[Excerpts from an interface dataset]
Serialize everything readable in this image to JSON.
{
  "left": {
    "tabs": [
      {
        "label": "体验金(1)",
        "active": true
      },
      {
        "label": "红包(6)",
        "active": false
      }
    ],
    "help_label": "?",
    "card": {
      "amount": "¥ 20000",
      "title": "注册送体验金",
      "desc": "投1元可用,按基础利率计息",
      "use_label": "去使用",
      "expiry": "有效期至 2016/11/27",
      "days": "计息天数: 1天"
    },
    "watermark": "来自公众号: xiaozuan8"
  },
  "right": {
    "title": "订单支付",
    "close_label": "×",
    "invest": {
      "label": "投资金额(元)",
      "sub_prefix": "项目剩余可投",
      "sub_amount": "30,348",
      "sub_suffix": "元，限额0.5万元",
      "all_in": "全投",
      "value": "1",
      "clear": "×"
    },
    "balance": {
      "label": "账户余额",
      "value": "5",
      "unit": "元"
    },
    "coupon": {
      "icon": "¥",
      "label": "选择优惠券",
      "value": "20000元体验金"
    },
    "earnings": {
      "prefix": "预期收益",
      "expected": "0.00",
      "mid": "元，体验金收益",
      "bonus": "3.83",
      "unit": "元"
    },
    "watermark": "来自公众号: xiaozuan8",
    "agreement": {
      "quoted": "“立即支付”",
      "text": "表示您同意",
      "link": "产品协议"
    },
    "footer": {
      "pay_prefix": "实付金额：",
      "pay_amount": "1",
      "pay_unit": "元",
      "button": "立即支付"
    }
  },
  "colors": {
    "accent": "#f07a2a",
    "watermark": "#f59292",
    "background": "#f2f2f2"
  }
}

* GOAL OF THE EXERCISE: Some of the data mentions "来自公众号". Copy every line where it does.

* THE ANSWER:
    "watermark": "来自公众号: xiaozuan8"
    "watermark": "来自公众号: xiaozuan8",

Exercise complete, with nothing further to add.